CAPE CANAVERAL, Fla. (AP) — In a rare scare, astronauts fled the American side of the International Space Station on Wednesday after an alarm indicated a possible toxic leak. NASA later said a computer problem likely set off the alarm, rather than escaping ammonia coolant.
"No signs of a leak," NASA reported via Twitter.
In the meantime, the six crew members huddled safely on the Russian side of the orbiting outpost, as Mission Control analyzed the data. As it turns out, the astronauts had to rush over to the Russian segment twice: the first time when the alarm sounded, the second following an initial all-clear.
"Hey everybody, thanks for your concern," Italian astronaut Samantha Cristoforetti said in a tweet. "We're all safe & doing well in the Russian segment."
The "unscheduled excitement," as NASA called it, occurred around 4 a.m. EST, well into the station crew's workday.

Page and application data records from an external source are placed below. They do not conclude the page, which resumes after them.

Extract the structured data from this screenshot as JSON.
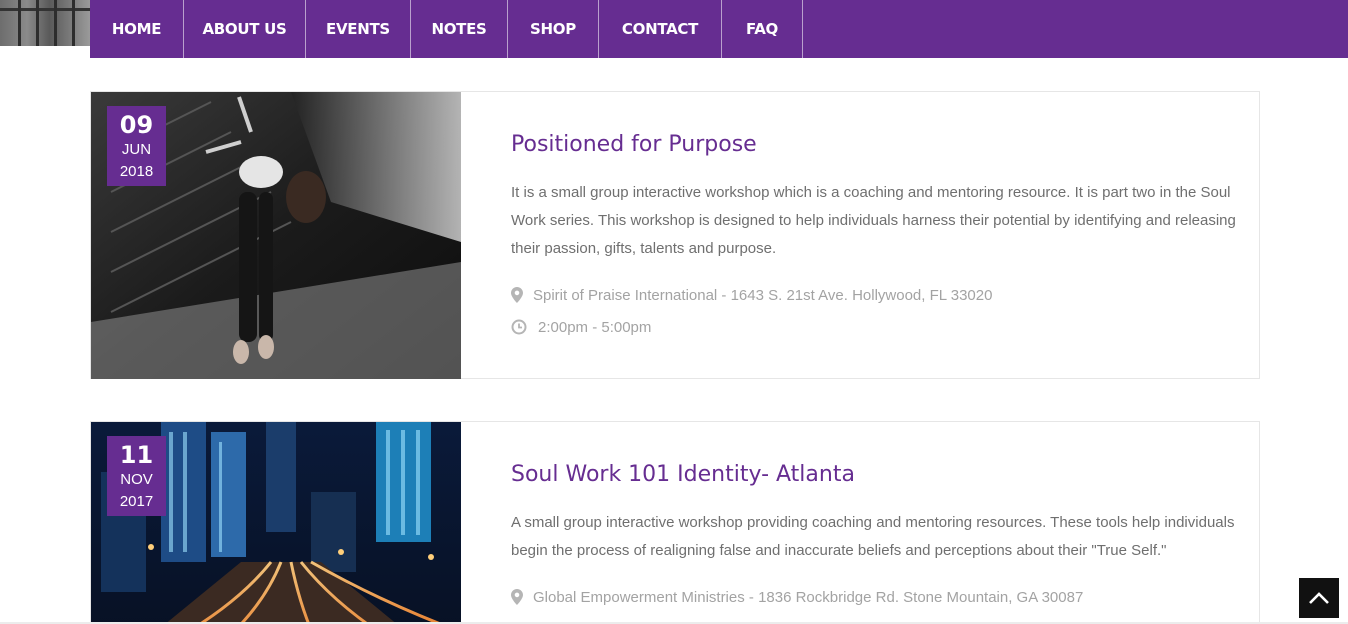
{
  "nav": {
    "items": [
      {
        "label": "HOME"
      },
      {
        "label": "ABOUT US"
      },
      {
        "label": "EVENTS"
      },
      {
        "label": "NOTES"
      },
      {
        "label": "SHOP"
      },
      {
        "label": "CONTACT"
      },
      {
        "label": "FAQ"
      }
    ]
  },
  "events": [
    {
      "day": "09",
      "month": "JUN",
      "year": "2018",
      "title": "Positioned for Purpose",
      "description": "It is a small group interactive workshop which is a coaching and mentoring resource. It is part two in the Soul Work series. This workshop is designed to help individuals harness their potential by identifying and releasing their passion, gifts, talents and purpose.",
      "location": "Spirit of Praise International - 1643 S. 21st Ave. Hollywood, FL 33020",
      "time": "2:00pm - 5:00pm",
      "location_icon": "map-marker-icon",
      "time_icon": "clock-icon"
    },
    {
      "day": "11",
      "month": "NOV",
      "year": "2017",
      "title": "Soul Work 101 Identity- Atlanta",
      "description": "A small group interactive workshop providing coaching and mentoring resources. These tools help individuals begin the process of realigning false and inaccurate beliefs and perceptions about their \"True Self.\"",
      "location": "Global Empowerment Ministries - 1836 Rockbridge Rd. Stone Mountain, GA 30087",
      "location_icon": "map-marker-icon"
    }
  ],
  "scroll_top_icon": "chevron-up-icon",
  "colors": {
    "brand": "#662d91",
    "text": "#6f6f6f",
    "meta": "#a3a3a3"
  }
}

As alarms blared, the astronauts followed emergency procedures in slapping on oxygen masks, taking cover in the Russian quarters, then sealing the hatches between the U.S. and Russian sides. At the same time, flight controllers at NASA's Johnson Space Center in Houston turned off non-essential equipment.